Anyway you slice it, motor sports are pretty damn exciting. You’ve got the speedy glamour of F1, the tight corners of the MotoGP and the off-road thrills of the World Rally Championship. For four years now, developer Milestone have been trying to capture that licensed glory in their WRC games. And once again, they’ve failed spectacularly to do so.
Once again, it’s the exact same game. Hell, I could have slapped a 4 on my last WRC review and called it a day if I wanted to. WRC 4 once again puts you in the shoes of a hotshot racer, much like any other racer, by getting players to customise their driver and co-driver with a system made up of public domain photos and names.
It’s a start to a game that will have no real impact whatsoever, and that feeling of mediocrity continues as you go further into your career. Milestone has obviously been paying attention to what Codemasters have done with their racing game franchises, as you’ll find a menu system which looks remarkably familiar.
From there you can set up your races, cars, sponsorships and check the news, before working your way up the ladder to WRC glory. Starting seasons are now slightly shorter in order to make up for time spent once again building up a racer, before heading out to lengthier events when you hit the pro circuit.
And after a well edited video showing off all that sweet rally action, you’re going to be pumped up. Oh yeah, this year is going to be different. This year I’m going to slide around the corners with some crisp graphics and decent handling physics.
Sweet Colin McCrae, was I wrong.
As a racing game, WRC 4 tries to balance itself between a faithful simulation of the sport and an arcade racer, succeeding on neither front. The game just doesn’t feel technical enough for your garage tinkering to actually create a real difference on the track, while the attempt at creating a more exciting race with light arcade physics feels dull and lifeless.
Races are still point to point affairs, taking place on tarmac, dirt and hybrid roads as players race to achieve the best possible time while a Scottish co-driver once again yells at you about something to the left like a bad Beyonce song.
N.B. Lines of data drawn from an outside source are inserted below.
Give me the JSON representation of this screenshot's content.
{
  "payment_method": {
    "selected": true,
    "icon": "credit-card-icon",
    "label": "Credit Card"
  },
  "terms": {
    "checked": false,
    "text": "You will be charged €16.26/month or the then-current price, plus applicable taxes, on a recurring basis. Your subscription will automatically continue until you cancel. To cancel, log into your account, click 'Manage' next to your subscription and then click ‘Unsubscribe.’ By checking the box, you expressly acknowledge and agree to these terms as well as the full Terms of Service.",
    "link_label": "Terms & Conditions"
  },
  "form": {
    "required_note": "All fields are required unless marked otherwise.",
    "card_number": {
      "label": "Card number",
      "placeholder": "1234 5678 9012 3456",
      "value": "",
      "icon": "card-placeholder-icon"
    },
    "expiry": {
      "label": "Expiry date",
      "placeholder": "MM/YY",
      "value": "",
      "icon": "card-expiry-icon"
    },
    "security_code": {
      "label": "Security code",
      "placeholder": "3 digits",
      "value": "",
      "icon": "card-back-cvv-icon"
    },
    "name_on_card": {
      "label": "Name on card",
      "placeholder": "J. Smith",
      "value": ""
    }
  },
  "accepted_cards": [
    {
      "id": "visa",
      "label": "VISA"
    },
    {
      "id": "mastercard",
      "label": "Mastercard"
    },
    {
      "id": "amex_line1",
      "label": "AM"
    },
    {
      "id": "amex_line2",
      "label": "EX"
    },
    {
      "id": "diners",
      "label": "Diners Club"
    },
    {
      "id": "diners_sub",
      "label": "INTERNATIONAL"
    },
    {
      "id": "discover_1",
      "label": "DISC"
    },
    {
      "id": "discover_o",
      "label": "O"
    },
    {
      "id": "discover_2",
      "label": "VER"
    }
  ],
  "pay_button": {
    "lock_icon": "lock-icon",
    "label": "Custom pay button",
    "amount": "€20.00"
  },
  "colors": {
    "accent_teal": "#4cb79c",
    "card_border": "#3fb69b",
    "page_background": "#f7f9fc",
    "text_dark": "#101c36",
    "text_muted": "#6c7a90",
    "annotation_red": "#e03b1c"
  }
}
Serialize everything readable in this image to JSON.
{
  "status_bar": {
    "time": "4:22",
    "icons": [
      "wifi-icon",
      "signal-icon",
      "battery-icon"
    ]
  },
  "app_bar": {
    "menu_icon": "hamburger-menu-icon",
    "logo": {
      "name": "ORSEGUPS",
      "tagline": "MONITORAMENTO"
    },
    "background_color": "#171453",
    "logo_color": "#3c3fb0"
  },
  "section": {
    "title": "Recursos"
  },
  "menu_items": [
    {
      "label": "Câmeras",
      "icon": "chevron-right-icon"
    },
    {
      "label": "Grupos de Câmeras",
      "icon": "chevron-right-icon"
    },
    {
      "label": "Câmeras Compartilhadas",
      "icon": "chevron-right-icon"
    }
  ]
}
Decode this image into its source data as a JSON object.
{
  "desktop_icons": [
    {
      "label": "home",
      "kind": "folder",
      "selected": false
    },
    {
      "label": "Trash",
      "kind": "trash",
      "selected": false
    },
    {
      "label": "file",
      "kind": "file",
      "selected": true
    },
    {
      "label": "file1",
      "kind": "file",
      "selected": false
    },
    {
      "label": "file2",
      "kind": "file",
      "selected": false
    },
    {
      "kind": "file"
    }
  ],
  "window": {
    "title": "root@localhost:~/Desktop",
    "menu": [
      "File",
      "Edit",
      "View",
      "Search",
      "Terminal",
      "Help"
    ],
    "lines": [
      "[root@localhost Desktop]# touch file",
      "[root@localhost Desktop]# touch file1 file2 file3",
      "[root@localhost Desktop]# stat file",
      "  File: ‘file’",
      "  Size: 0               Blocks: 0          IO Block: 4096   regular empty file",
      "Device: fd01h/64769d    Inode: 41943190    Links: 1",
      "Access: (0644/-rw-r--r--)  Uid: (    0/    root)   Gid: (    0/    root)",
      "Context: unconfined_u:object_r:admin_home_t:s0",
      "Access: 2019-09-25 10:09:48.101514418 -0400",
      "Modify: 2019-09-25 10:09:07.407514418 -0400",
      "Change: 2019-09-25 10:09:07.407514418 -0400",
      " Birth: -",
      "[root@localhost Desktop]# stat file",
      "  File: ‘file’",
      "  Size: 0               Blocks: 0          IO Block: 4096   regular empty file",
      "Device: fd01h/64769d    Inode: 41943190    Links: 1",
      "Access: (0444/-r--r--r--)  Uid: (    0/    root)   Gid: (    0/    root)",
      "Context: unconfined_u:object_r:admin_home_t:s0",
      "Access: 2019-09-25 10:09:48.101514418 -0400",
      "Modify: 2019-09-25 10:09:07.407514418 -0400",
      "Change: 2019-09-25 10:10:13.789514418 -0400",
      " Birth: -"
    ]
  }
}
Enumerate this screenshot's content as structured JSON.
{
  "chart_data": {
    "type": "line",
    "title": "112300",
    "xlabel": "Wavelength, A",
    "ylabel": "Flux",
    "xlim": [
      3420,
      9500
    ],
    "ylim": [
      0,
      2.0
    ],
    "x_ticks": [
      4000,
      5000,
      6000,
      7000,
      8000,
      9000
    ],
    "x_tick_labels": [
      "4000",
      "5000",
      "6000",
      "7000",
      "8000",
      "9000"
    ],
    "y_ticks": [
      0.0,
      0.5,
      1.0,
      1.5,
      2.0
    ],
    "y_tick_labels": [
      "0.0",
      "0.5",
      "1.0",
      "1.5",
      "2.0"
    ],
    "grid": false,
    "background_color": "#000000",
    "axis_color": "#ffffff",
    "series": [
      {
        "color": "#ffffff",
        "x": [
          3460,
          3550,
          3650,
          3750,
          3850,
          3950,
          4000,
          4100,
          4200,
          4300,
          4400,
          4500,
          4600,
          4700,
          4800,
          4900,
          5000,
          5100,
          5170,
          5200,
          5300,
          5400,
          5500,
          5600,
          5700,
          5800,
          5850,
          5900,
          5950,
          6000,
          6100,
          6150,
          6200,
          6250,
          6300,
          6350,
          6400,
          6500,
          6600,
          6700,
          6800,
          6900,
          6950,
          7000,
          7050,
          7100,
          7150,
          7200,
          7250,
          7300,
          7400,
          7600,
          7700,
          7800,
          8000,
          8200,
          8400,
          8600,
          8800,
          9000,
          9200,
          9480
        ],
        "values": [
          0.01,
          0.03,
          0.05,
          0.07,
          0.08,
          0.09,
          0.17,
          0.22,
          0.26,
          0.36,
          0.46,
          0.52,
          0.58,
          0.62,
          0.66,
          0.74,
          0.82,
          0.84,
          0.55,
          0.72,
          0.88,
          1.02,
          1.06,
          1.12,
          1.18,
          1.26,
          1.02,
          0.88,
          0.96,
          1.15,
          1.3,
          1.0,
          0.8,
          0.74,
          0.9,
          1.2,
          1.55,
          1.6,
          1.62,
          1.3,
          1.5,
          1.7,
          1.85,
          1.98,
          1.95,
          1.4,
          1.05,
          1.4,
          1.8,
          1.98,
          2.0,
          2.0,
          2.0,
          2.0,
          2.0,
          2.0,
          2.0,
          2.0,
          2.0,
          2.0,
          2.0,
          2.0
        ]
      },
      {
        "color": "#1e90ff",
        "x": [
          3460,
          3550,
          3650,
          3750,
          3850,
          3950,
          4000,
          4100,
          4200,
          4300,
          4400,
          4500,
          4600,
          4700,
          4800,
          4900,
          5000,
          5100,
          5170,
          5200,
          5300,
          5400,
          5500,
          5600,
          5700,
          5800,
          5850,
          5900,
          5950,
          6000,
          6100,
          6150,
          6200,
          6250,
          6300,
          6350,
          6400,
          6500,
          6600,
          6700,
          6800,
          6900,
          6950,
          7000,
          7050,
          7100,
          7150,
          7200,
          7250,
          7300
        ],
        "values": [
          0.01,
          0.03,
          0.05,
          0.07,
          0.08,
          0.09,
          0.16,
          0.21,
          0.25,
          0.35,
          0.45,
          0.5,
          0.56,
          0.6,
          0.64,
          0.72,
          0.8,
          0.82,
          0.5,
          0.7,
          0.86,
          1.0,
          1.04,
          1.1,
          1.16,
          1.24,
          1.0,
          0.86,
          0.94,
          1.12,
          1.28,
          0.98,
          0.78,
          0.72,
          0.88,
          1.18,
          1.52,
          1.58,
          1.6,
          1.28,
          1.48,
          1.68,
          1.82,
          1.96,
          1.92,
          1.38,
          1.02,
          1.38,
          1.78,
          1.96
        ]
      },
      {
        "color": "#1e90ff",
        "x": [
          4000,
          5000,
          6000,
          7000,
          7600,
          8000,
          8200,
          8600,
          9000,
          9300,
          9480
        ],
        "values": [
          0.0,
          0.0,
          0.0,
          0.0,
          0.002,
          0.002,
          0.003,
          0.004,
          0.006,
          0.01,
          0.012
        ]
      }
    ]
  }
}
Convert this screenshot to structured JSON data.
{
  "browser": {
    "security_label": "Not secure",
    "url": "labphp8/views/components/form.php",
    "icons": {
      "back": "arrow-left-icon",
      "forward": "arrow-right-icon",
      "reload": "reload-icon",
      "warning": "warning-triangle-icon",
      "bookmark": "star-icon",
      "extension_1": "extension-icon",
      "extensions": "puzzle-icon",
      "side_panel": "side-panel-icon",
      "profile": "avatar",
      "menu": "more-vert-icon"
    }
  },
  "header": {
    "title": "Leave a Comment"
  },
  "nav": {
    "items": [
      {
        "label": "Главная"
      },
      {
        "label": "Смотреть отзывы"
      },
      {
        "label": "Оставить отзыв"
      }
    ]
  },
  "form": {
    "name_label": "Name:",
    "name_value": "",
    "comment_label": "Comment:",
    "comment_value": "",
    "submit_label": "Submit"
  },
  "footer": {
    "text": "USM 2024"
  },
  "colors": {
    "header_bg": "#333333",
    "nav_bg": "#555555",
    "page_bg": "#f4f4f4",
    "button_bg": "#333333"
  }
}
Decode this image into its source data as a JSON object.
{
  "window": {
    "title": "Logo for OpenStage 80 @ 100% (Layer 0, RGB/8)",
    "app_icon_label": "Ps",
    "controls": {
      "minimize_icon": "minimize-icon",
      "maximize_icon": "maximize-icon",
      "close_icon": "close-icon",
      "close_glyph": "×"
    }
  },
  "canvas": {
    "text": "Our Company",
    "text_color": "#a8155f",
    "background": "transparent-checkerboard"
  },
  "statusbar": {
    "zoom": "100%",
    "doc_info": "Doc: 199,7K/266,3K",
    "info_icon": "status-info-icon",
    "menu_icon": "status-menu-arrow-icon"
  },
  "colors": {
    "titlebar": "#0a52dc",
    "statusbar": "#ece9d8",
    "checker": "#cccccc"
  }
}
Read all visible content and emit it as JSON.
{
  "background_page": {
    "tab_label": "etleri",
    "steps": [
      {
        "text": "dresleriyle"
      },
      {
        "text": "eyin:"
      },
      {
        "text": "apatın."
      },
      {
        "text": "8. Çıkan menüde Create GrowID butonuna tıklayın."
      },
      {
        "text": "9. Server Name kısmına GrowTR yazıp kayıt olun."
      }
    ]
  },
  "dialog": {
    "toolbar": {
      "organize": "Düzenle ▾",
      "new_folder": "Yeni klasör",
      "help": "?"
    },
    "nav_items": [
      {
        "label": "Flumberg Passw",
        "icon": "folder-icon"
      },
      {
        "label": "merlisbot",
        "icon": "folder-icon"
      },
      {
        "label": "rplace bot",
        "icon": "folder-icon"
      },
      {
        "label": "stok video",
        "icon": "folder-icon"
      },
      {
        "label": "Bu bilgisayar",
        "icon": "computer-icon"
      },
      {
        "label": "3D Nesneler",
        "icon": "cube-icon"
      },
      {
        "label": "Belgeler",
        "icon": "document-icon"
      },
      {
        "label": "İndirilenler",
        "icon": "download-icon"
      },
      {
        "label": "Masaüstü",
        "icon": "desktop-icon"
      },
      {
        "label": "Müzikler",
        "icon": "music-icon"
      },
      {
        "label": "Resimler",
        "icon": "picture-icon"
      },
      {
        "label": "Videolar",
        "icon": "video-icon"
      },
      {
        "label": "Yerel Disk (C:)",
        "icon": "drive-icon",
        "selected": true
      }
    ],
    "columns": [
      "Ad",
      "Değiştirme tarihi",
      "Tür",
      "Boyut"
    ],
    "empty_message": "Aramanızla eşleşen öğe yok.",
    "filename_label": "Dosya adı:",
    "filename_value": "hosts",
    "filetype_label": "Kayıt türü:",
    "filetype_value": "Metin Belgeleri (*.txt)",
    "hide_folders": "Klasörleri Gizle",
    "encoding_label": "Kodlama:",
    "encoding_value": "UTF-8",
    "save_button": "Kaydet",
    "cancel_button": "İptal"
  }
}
You look at actual WRC races, and you’ll feel just how exciting those courses are, with cars taking perfect slides around dirt corners and leaping over hills in an effort to grab first place on point to point races. WRC 4 completely fails to capture that feeling, and should be marketed as a sleeping aid instead of a game worth your hundreds of Randelas.
Rally tournaments are all about momentum, and WRC 4 just cannot seem to find any of that, from both a technical and metaphorical viewpoint. The handling is as notoriously as stiff as ever, never loosening up to give players that thrill of dirt road racing, while your co-driver is as annoying as ever and repeats lines over and over again in his usual monotonous tone.
Likewise with the damage model, something just doesn’t feel right, while the game is also host to some mind-numbingly long loading screens. There are courses which are uglier than human nature, track designs which seem to think that flipping a course backwards is an improvement and visuals which belong to the Playstation 2 era.
Sure, your rally vehicle looks solid, and some nice weather effects make themselves known, but the rest of the game looks like a dog threw up its breakfast as you wind your way through some narrow courses. If you’re still sticking around to see if the game will actually open up to add something more to the overused formula, then you’re wasting your time.
A laggy online component with basic ideas in place and quick races where players can take part in full races and championship basically rounds out the experience. I could go on, but really, the biggest problem here is that WRC 4 has no real competition, leaving that game to have a tight monopoly on all its licensed content and no real motivation to actually improve.
After four years it’s still the exact same game, with no effort being put into to making a solid foundation actually more exciting and intriguing. It’s the very definition of cashing in on annual franchise, making for a game that is average at best.